[Records from a data collection]
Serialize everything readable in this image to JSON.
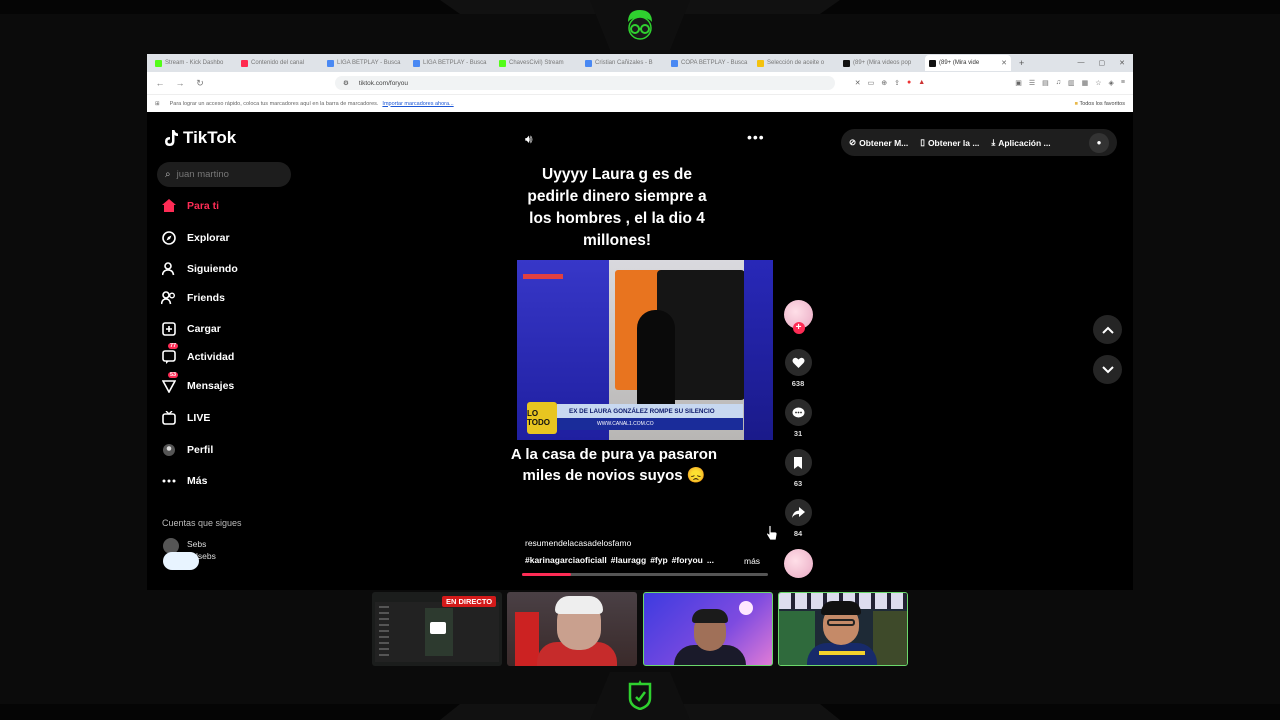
{
  "browser": {
    "tabs": [
      {
        "label": "Stream - Kick Dashbo",
        "color": "#53fc18"
      },
      {
        "label": "Contenido del canal",
        "color": "#ff2a4f"
      },
      {
        "label": "LIGA BETPLAY - Busca",
        "color": "#4a89f3"
      },
      {
        "label": "LIGA BETPLAY - Busca",
        "color": "#4a89f3"
      },
      {
        "label": "ChavesCivil) Stream",
        "color": "#53fc18"
      },
      {
        "label": "Cristian Cañizales - B",
        "color": "#4a89f3"
      },
      {
        "label": "COPA BETPLAY - Busca",
        "color": "#4a89f3"
      },
      {
        "label": "Selección de aceite o",
        "color": "#f4c20d"
      },
      {
        "label": "(89+ (Mira videos pop",
        "color": "#111111"
      },
      {
        "label": "(89+ (Mira vide",
        "color": "#111111"
      }
    ],
    "url": "tiktok.com/foryou",
    "bookmark_hint": "Para lograr un acceso rápido, coloca tus marcadores aquí en la barra de marcadores.",
    "bookmark_link": "Importar marcadores ahora...",
    "favorites": "Todos los favoritos"
  },
  "tiktok": {
    "logo": "TikTok",
    "search_placeholder": "juan martino",
    "menu": [
      {
        "label": "Para ti",
        "icon": "home-icon",
        "active": true
      },
      {
        "label": "Explorar",
        "icon": "compass-icon"
      },
      {
        "label": "Siguiendo",
        "icon": "user-follow-icon"
      },
      {
        "label": "Friends",
        "icon": "friends-icon"
      },
      {
        "label": "Cargar",
        "icon": "upload-icon"
      },
      {
        "label": "Actividad",
        "icon": "activity-icon",
        "badge": "77"
      },
      {
        "label": "Mensajes",
        "icon": "message-icon",
        "badge": "53"
      },
      {
        "label": "LIVE",
        "icon": "live-icon"
      },
      {
        "label": "Perfil",
        "icon": "profile-icon"
      },
      {
        "label": "Más",
        "icon": "more-icon"
      }
    ],
    "following_header": "Cuentas que sigues",
    "following_user": "Sebs\nsalsebs",
    "top_buttons": [
      "Obtener M...",
      "Obtener la ...",
      "Aplicación ..."
    ],
    "video": {
      "caption_top": "Uyyyy Laura g es de pedirle dinero siempre a los hombres , el la dio 4 millones!",
      "lower_third": "EX DE LAURA GONZÁLEZ ROMPE SU SILENCIO",
      "lower_third_sub": "WWW.CANAL1.COM.CO",
      "channel_logo": "LO TODO",
      "caption_bottom": "A la casa de pura ya pasaron miles de novios suyos 😞",
      "author": "resumendelacasadelosfamo",
      "hashtags": [
        "#karinagarciaoficiall",
        "#lauragg",
        "#fyp",
        "#foryou",
        "..."
      ],
      "more": "más",
      "progress": 0.2
    },
    "rail": {
      "likes": "638",
      "comments": "31",
      "saves": "63",
      "shares": "84"
    }
  },
  "overlay": {
    "live_tag": "EN DIRECTO"
  },
  "colors": {
    "accent": "#fe2c55",
    "brand_green": "#53fc18"
  }
}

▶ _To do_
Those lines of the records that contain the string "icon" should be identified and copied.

▶ _Solution below_
        "icon": "home-icon",
        "icon": "compass-icon"
        "icon": "user-follow-icon"
        "icon": "friends-icon"
        "icon": "upload-icon"
        "icon": "activity-icon",
        "icon": "message-icon",
        "icon": "live-icon"
        "icon": "profile-icon"
        "icon": "more-icon"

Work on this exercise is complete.